The Australian Guidelines to physical activity also suggests that young people’s physical activity should include a variety of aerobic activities, including some vigorous intensity activity (Australian Government, 2018). It should also include activities that help strengthen bone and muscle (Queensland Government, 2018). According to my weekly-long physical activity log, I did some activities which helps strengthen bones and muscles such high intensity fast cycling, squats and jogging. I also did a variety of aerobic activities, including some vigorous intensity activity such as cycling, tennis, cricket, swimming and jogging. The Guidelines to sedentary behaviour suggests reducing health risks, young people should minimise the time they spend being sedentary daily. Sedentary behaviour is any waking behaviour characterized by an energy expenditure less than or equal to 1.
5 metabolic equivalents, while in a sitting, reclining or lying posture. In general, this means that any time a person is sitting or lying down, they are engaging in sedentary behaviour (SBRN, 2017). Sedentary behaviour is considered to be disadvantageous and adverse as it can affect our health in a profoundly negative way. Sedentary behaviour can cause numerous short and long-term effects. Some examples of long-term effects of the Sedentary behaviour are cardiovascular diseases, diabetes (type 2) and muscle degeneration.
Larger sedentary behaviour has an increased risk of cardiovascular diseases among adults, school-children and youth. Intensifications in sedentary behaviour have been associated with increases in blood pressure among children, teenagers and adults (Active working, 2018). Superfluous of Sedentary behaviour can lead to type 2 diabetes (long-term metabolic disorder that is characterized by high blood sugar, insulin resistance, and relative lack of insulin). Light-intensity physical activity breaks is associated with significant reductions in postprandial blood glucose and insulin levels (Active working, 2018). There can be many barriers that can stop us from doing physical activities. A major barrier that can influence me from not doing physical activity is technology. Technology can influence us severely. It can make us lazy from doing physical activities.
Inactive children are the consequences of technology. Fewer than a third of kids engage in minimal daily physical activity due to technology. Unfortunately, this lack of activity can affect your health in a profoundly negative way.
There could be many strategies implemented to ensure lifelong participation in health-enhancing physical activities. Some examples of a strategy could be exchanging screen time with physical activities. I had an average of two hours of screen time per day. Instead of two hours of screen time per day, I could do one hour of physical activity and one hour of screen time per day. This would result in increase of physical activities and decrease of Sedentary behaviour. I could also turn off the TV during the day and head outside. I could make my bedroom a computer and TV free zone and I could set an alarm on my computer to remind me to stand up often (Australian Government, 2018). This would help me by exchanging my screen time (Sedentary behaviour) with energising physical activities as a way to maintain lifelong health-enhancing physical activity levels.
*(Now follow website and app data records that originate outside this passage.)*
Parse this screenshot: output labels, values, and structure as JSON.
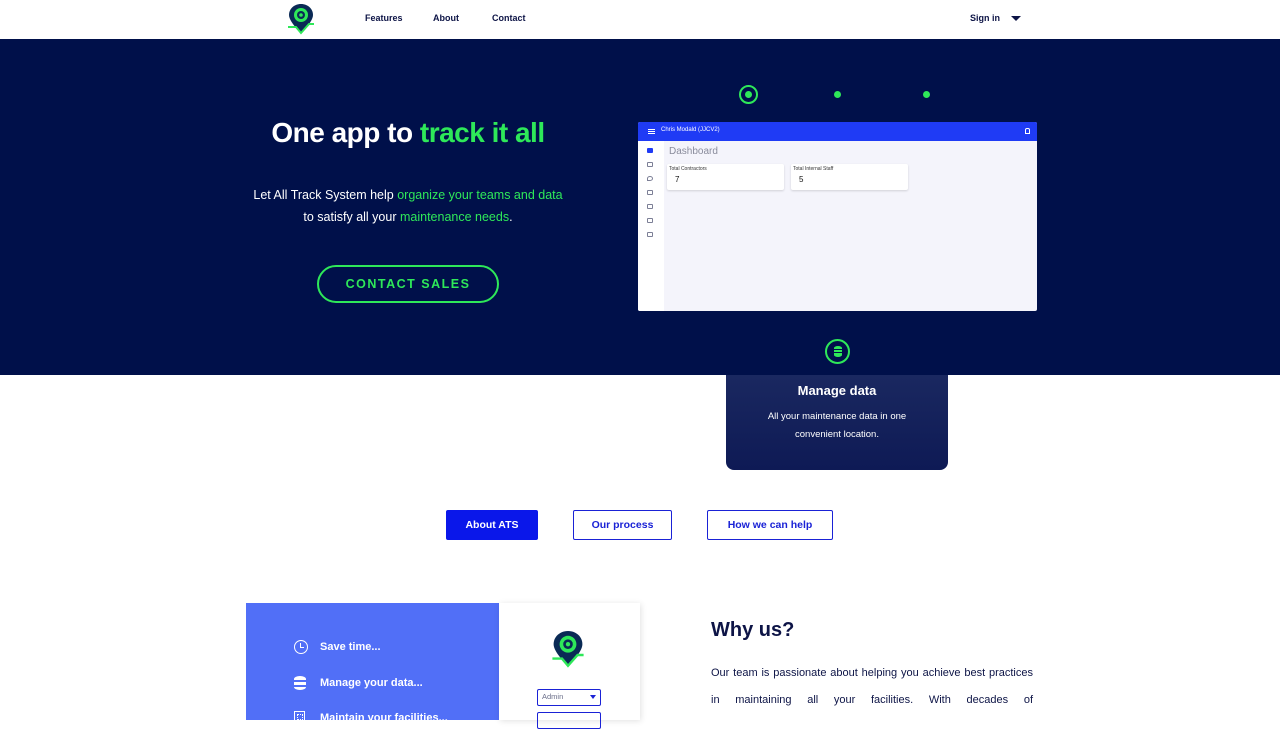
{
  "nav": {
    "features": "Features",
    "about": "About",
    "contact": "Contact",
    "signin": "Sign in"
  },
  "hero": {
    "title_plain": "One app to ",
    "title_accent": "track it all",
    "sub_1": "Let All Track System help ",
    "sub_2": "organize your teams and data",
    "sub_3": " to satisfy all your ",
    "sub_4": "maintenance needs",
    "sub_5": ".",
    "cta": "CONTACT SALES"
  },
  "mock_app": {
    "title": "Chris Modald (JJCV2)",
    "heading": "Dashboard",
    "cards": [
      {
        "label": "Total Contractors",
        "value": "7"
      },
      {
        "label": "Total Internal Staff",
        "value": "5"
      }
    ]
  },
  "feature": {
    "title": "Manage data",
    "text": "All your maintenance data in one convenient location."
  },
  "tabs": [
    {
      "label": "About ATS",
      "active": true
    },
    {
      "label": "Our process",
      "active": false
    },
    {
      "label": "How we can help",
      "active": false
    }
  ],
  "benefits": [
    {
      "icon": "clock-icon",
      "label": "Save time..."
    },
    {
      "icon": "database-icon",
      "label": "Manage your data..."
    },
    {
      "icon": "building-icon",
      "label": "Maintain your facilities..."
    }
  ],
  "login_preview": {
    "role_select": "Admin"
  },
  "why": {
    "title": "Why us?",
    "text": "Our team is passionate about helping you achieve best practices in maintaining all your facilities. With decades of"
  },
  "colors": {
    "navy": "#00104a",
    "accent_green": "#2ee859",
    "primary_blue": "#0a17ea",
    "panel_blue": "#516ff7"
  }
}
Conclusion Physical activity or exercise can improve your health and reduce the risk of developing several diseases like type 2 diabetes, cancer, and cardiovascular disease. Physical activity and exercise can have instantaneous long-term health benefits such as reducing the risk of a heart attack, manages weight better, lower blood cholesterol level, lowers the risk of type 2 diabetes and cancer and stronger bones (Fitness Australia, 2018). Encouraging children and young people to give up even 30 minutes of daily small screen recreation in exchange for physical activity can make a genuine difference to their health and well-being (heart Foundation, 2018)